EXOTIC NEWCASTLE DISEASE (END)
APHIS published an interim rule and request for comments in the Federal Register on April 16, 2003. The notice, entitled “Exotic Newcastle Disease; Additions to Quarantined Area,” amends the exotic Newcastle disease regulations by quarantining El Paso and Hudspeth Counties, TX, and Dona Ana, Luna, and Otero Counties, NM, and prohibits or restricts the movement of birds, poultry, products, and materials that could spread the disease from the quarantined area. The interim rule was effective April 10, 2003. Comments must be received by June 16, 2003. View the notice at:
Please send an original and three copies of written comments to Docket No. 02-117-5, Regulatory Analysis and Development, PPD, APHIS, Station 3C71, 4700 River Road Unit 118, Riverdale, MD 20737-1238. Be sure to reference Docket No. 02-117-5. Submit comments by e-mail to [email protected]. Comments must be contained in the body of the message, and not sent as an attachment. Please include your name and address in the message, and “Docket No. 02-117-5” on the subject line.
On April 16, 2003 FSIS published a proposed rule in the Federal Register entitled “Nutrition Labeling: Nutrient Content Claims on Multi-Serve, Meal-Type Meat and Poultry Products.” By doing so, the agency is proposing to “amend its nutrition labeling regulations to change the definition of ‘meal-type’ products to allow for nutrient content claims on multiple-serve food containers, to adopt the definition of ‘main dish’ used by the Food and Drug Administration (FDA), and to define how meal-type products and main dishes should be nutritionally labeled.” NMA members contact Kiran Kernellu at [email protected] or 510-763-1533 to request the Olsson, Frank, and Weeda memo on this notice. View the notice at:
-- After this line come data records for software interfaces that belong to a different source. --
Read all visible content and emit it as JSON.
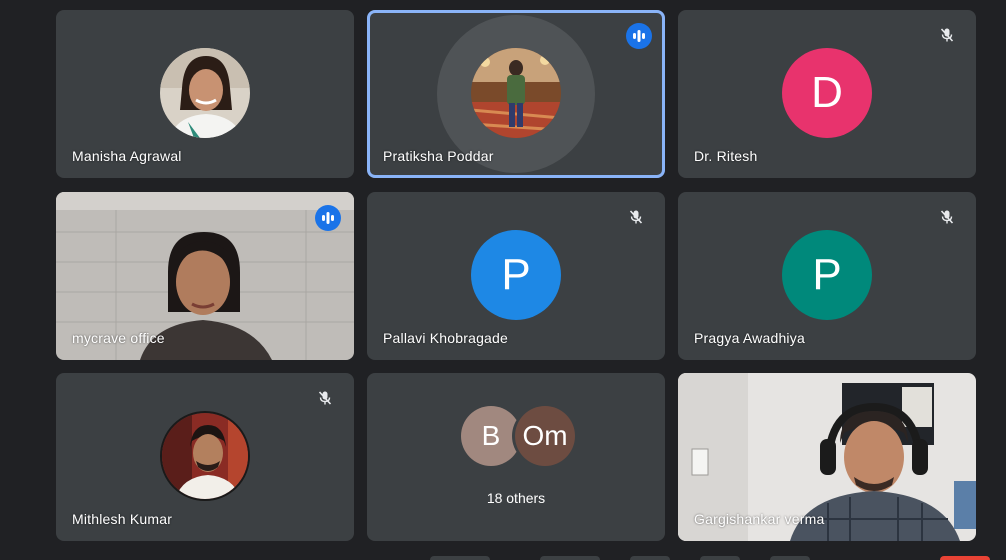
{
  "colors": {
    "background": "#202124",
    "tile": "#3c4043",
    "active_border": "#8ab4f8",
    "speaking_badge": "#1a73e8",
    "avatar_d": "#e8336d",
    "avatar_p_blue": "#1e88e5",
    "avatar_p_teal": "#00897b",
    "avatar_b": "#a1887f",
    "avatar_om": "#6d4c41",
    "end_call": "#ea4335"
  },
  "tiles": [
    {
      "name": "Manisha Agrawal",
      "avatar": "photo",
      "audio": "none"
    },
    {
      "name": "Pratiksha Poddar",
      "avatar": "photo",
      "audio": "speaking",
      "active": true
    },
    {
      "name": "Dr. Ritesh",
      "avatar_letter": "D",
      "audio": "muted"
    },
    {
      "name": "mycrave office",
      "avatar": "video",
      "audio": "speaking"
    },
    {
      "name": "Pallavi Khobragade",
      "avatar_letter": "P",
      "audio": "muted"
    },
    {
      "name": "Pragya Awadhiya",
      "avatar_letter": "P",
      "audio": "muted"
    },
    {
      "name": "Mithlesh Kumar",
      "avatar": "photo",
      "audio": "muted"
    },
    {
      "group_avatars": [
        "B",
        "Om"
      ],
      "others_label": "18 others"
    },
    {
      "name": "Gargishankar verma",
      "avatar": "video",
      "audio": "none"
    }
  ],
  "icons": {
    "muted": "mic-off-icon",
    "speaking": "audio-level-icon"
  }
}
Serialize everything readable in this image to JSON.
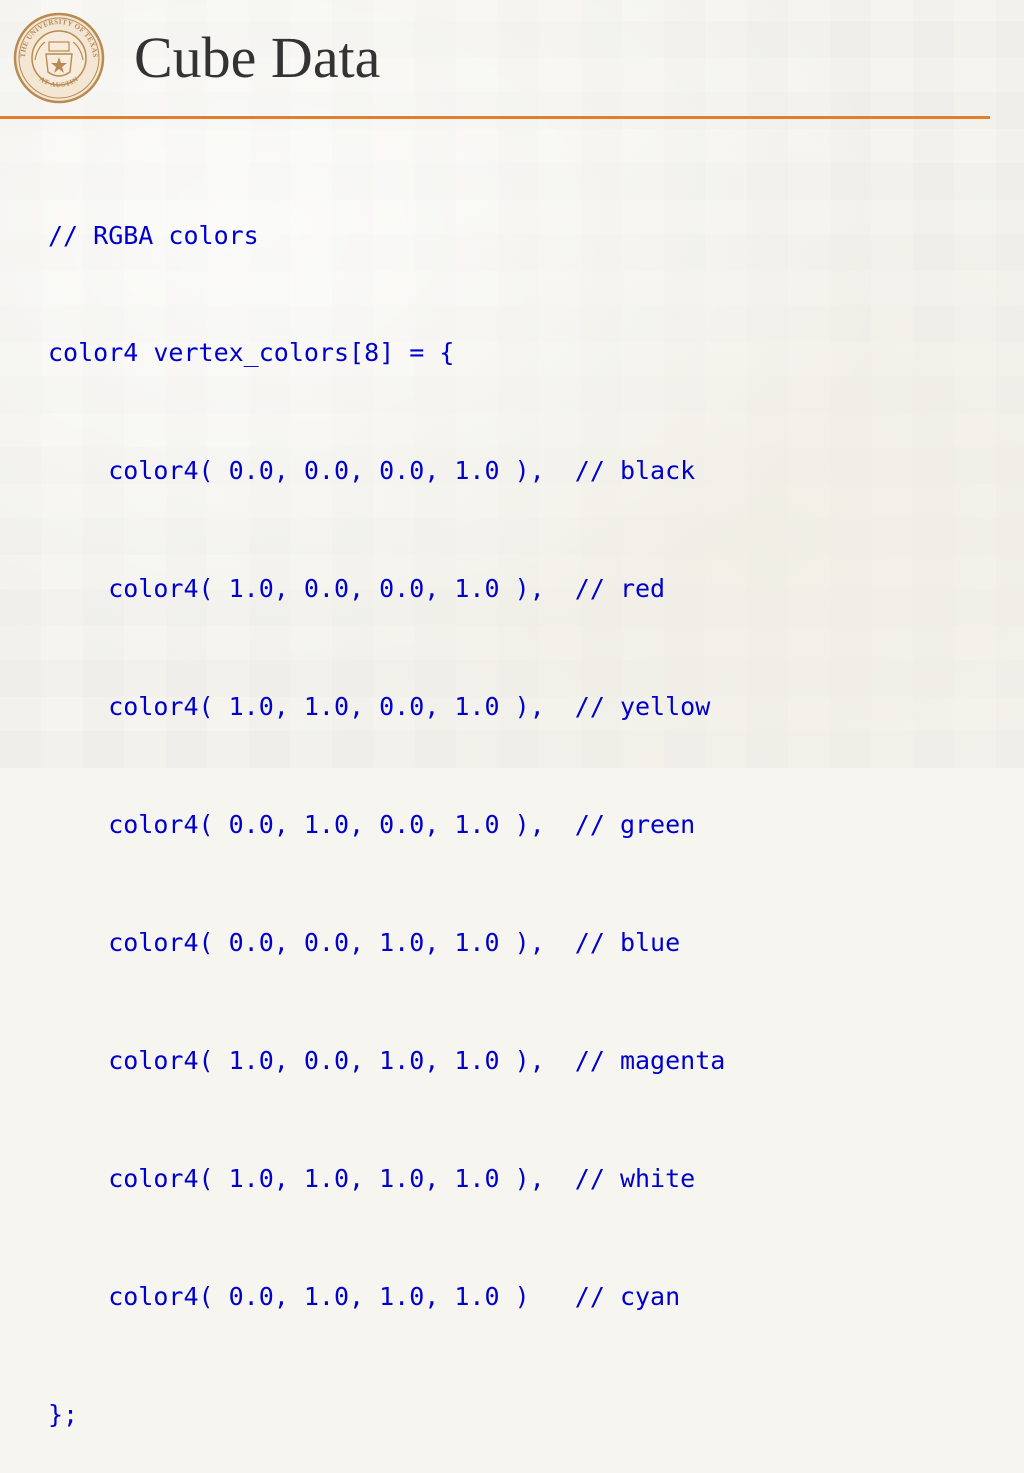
{
  "slide": {
    "title": "Cube Data",
    "colors": {
      "title": "#333333",
      "rule": "#e0802e",
      "code": "#0000cc",
      "seal": "#b98a52"
    },
    "logo": {
      "icon": "university-seal-icon",
      "ring_top_text": "THE UNIVERSITY OF TEXAS",
      "ring_bottom_text": "AT AUSTIN"
    },
    "code_lines": [
      "// RGBA colors",
      "color4 vertex_colors[8] = {",
      "    color4( 0.0, 0.0, 0.0, 1.0 ),  // black",
      "    color4( 1.0, 0.0, 0.0, 1.0 ),  // red",
      "    color4( 1.0, 1.0, 0.0, 1.0 ),  // yellow",
      "    color4( 0.0, 1.0, 0.0, 1.0 ),  // green",
      "    color4( 0.0, 0.0, 1.0, 1.0 ),  // blue",
      "    color4( 1.0, 0.0, 1.0, 1.0 ),  // magenta",
      "    color4( 1.0, 1.0, 1.0, 1.0 ),  // white",
      "    color4( 0.0, 1.0, 1.0, 1.0 )   // cyan",
      "};"
    ]
  }
}
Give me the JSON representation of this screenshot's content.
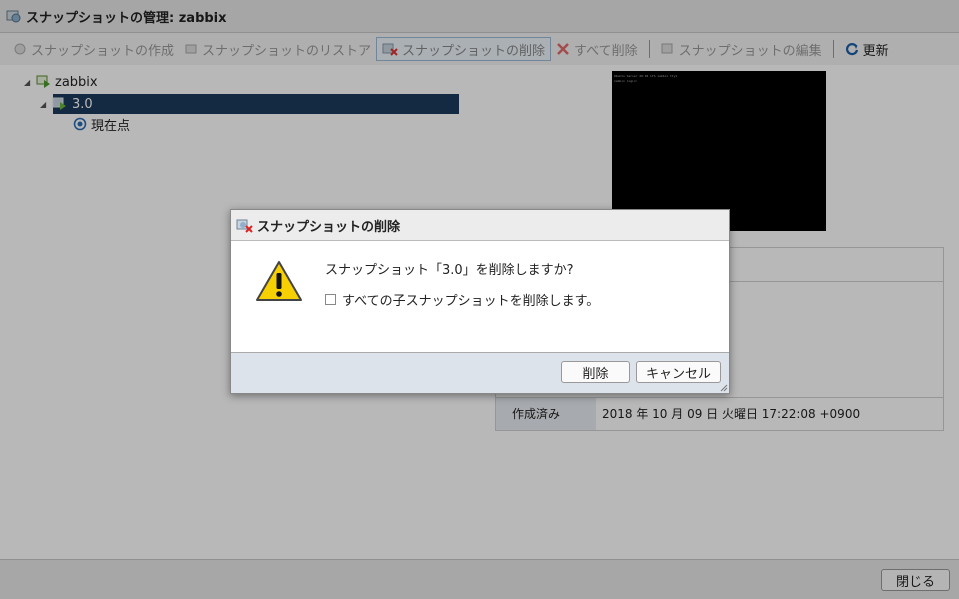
{
  "window": {
    "title": "スナップショットの管理: zabbix"
  },
  "toolbar": {
    "take": "スナップショットの作成",
    "revert": "スナップショットのリストア",
    "delete": "スナップショットの削除",
    "delete_all": "すべて削除",
    "edit": "スナップショットの編集",
    "refresh": "更新"
  },
  "tree": {
    "vm": "zabbix",
    "snapshot": "3.0",
    "current": "現在点"
  },
  "details": {
    "created_label": "作成済み",
    "created_value": "2018 年 10 月 09 日 火曜日 17:22:08 +0900"
  },
  "footer": {
    "close": "閉じる"
  },
  "dialog": {
    "title": "スナップショットの削除",
    "message": "スナップショット「3.0」を削除しますか?",
    "checkbox_label": "すべての子スナップショットを削除します。",
    "checkbox_checked": false,
    "delete_button": "削除",
    "cancel_button": "キャンセル"
  },
  "console": {
    "line1": "Ubuntu Server 20.04 LTS zabbix tty1",
    "line2": "zabbix login:"
  }
}
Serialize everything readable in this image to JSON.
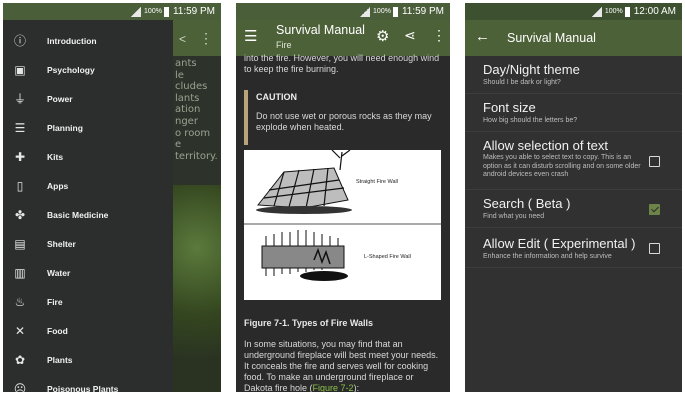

Please send an original and two copies of comments to the FSIS Docket Clerk, Room 102, Cotton Annex Building, 300 12th Street, SW, Washington, DC 20250-3700, by June 16, 2003. Contact Robert C. Post, Ph.D., Director, Labeling and Consumer Protection Staff, Office of Policy, Program and Employee Development, FSIS, at (202) 205-0279 or by fax at (202) 205-3625, for more information.